Along with the single novel, Jackson has drawn from Tolkein’s supplemental material and expounded upon events described only in passing from the original text and thrown in a few new bits of his own. This works in the case of the wizard Radaghast (a delightful Sylvester McCoy), of whom I hope we see plenty in coming movies, but not quite as much for the invented orc determined to get revenge against Thorin and the other dwarves.
The movie’s only real fault is starting off a bit slow, which I guess is hard to avoid when dealing with such relatively little source material to spread over nearly nine hours of film in all. “The Hobbit” is also the first commercial film to be filmed in and released with 48 frames per second (twice as fast as the 24 frames per second films typically use). Not many theaters in the country — only about 10 percent — are capable of running at that rate, and those that are, at least in Utah, are also running it with 3D. I found the increased film speed to be distracting through most of the movie, though the 3D gave added depth and made battle sequences more intense. I would recommend sticking with the 24 fps, at least until the technology has been perfected.
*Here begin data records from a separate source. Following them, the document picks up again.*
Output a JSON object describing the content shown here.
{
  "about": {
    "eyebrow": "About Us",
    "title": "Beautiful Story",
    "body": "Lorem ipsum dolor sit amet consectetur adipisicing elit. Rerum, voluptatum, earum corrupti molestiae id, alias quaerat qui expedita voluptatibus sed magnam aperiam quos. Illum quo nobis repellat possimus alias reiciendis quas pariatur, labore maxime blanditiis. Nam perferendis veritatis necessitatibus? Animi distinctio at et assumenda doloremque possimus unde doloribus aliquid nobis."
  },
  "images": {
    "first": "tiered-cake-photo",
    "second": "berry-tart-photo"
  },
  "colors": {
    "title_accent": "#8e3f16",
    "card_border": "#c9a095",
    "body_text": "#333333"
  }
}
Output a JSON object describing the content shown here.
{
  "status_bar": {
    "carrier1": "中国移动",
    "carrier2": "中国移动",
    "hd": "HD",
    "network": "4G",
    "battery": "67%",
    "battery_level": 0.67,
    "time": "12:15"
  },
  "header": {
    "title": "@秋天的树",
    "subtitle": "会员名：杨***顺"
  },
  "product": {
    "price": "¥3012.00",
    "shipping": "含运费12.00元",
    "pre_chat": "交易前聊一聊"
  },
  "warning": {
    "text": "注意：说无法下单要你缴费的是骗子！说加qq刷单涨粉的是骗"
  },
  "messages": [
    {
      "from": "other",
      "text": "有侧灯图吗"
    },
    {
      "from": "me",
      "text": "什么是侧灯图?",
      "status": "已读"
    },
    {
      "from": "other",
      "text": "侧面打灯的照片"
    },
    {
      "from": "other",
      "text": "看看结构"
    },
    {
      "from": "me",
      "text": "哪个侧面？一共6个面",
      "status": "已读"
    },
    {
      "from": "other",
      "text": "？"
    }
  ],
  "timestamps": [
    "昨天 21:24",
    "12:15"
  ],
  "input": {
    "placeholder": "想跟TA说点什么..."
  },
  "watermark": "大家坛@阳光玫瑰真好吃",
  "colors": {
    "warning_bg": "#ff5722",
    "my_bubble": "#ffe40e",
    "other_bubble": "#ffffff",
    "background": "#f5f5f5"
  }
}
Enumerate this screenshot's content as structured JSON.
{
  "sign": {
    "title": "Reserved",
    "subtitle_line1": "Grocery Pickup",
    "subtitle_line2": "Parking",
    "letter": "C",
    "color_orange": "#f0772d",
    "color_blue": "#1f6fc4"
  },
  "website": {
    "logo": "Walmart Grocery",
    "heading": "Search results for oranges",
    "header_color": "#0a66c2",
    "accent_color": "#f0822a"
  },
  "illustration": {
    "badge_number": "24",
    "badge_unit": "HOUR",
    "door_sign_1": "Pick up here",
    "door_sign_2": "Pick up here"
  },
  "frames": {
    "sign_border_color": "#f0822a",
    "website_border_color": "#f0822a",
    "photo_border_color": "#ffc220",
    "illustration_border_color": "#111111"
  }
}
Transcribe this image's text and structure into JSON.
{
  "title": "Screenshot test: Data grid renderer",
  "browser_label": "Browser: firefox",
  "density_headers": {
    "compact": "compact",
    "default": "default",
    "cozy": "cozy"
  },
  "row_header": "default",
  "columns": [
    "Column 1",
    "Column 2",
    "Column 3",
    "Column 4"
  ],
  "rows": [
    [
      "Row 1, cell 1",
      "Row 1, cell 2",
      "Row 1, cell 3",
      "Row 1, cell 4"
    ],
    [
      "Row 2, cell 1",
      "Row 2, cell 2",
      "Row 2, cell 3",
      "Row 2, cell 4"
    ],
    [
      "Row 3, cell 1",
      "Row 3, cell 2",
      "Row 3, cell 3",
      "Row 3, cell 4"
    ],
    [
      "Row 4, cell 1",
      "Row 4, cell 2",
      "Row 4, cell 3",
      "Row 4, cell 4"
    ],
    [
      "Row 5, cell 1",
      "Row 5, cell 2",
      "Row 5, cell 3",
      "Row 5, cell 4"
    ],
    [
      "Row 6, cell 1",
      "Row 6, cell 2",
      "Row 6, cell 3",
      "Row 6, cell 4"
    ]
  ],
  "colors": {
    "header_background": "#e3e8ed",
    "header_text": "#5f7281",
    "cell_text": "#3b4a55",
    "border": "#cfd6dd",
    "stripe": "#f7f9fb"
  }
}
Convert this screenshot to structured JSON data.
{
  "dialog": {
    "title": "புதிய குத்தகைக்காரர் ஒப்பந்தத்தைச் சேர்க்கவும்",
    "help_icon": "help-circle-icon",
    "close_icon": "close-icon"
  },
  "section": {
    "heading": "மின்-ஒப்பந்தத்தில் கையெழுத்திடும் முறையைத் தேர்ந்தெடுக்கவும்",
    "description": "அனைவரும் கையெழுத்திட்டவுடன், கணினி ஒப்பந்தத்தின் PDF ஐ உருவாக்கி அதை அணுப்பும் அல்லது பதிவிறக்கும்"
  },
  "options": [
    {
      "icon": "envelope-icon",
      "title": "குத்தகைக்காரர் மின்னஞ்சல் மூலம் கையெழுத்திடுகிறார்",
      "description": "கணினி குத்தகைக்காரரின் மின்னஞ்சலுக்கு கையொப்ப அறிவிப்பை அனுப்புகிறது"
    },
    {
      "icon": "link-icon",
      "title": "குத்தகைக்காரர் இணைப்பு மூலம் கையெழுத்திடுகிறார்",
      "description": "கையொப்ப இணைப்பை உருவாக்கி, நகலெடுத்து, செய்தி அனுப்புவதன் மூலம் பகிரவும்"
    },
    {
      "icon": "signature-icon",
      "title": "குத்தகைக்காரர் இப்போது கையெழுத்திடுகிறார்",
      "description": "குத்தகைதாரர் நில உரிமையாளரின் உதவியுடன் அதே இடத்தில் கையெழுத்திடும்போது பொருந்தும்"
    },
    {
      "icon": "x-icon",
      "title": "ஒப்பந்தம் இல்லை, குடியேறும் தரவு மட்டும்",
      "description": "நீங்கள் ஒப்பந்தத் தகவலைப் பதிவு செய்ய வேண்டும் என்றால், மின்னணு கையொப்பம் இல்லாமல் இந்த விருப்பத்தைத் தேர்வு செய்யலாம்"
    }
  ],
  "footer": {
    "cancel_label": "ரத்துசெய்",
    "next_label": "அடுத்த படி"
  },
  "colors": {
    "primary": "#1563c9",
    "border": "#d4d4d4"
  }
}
Running time: 130 minutes
Cinematic risks are generally good things, and save us from theatrical ennui and blandness. The thing about risks, though, is that they can backfire — especially if they make the movie inaccessible to part of the audience.
The risk of placing most of the movie adaptation of Leo Tolstoy’s classic Russian novel on or around a theatrical stage, or at least sort of, was a diversion from typical period dramas and had artistic merit, but it rendered the already-bulky story almost impossibly confusing for those not already familiar with the source material — which, basically, means it failed at effectively adapting the book.
Anna Karenina (Kiera Knightly) has it all in Russian aristocracy, and her life, though perhaps not bursting with excitement, is fulfilling. That life, though, is shattered when she meets and becomes smitten with Alexei Vronsky (Aaron Taylor-Johnson) while visiting her philandering brother, Stiva Oblonsky (Matthew Macfadyen). Vronsky follows her home from Moscow to St. Petersburg, where their connection quickly develops into a full-blown affair, unraveling things with her overly serious husband, Alexei Keren (Jude Law), and ultimately driving her to suicide.
Her story is paralleled by a contrasting story of love centered around Levin (Domhnall Gleeson), a rural land owner who becomes smitten with Oblonsky’s sister-in-law, Kitty (Alicia Vikander). The tumultuous passion that becomes Karenina and Vronsky’s relationship is starkly compared to the constancy and fidelity that Levin shows Kitty, even in the face of initial rejection.
The acting is superb across the board, and the filmmakers take full advantage of the glitz and luxe that defined 19th-century Russian aristocracy. However, the use of the stage makes it difficult for the uninitiated viewer to keep track of exactly who is doing what where and why. I think I understand the artistic motivations to do this better now than I did when I initially wrote the review, but it still made it too difficult to be widely understandable, much less appreciated — which, unless I’m mistaken, is what movies generally go for.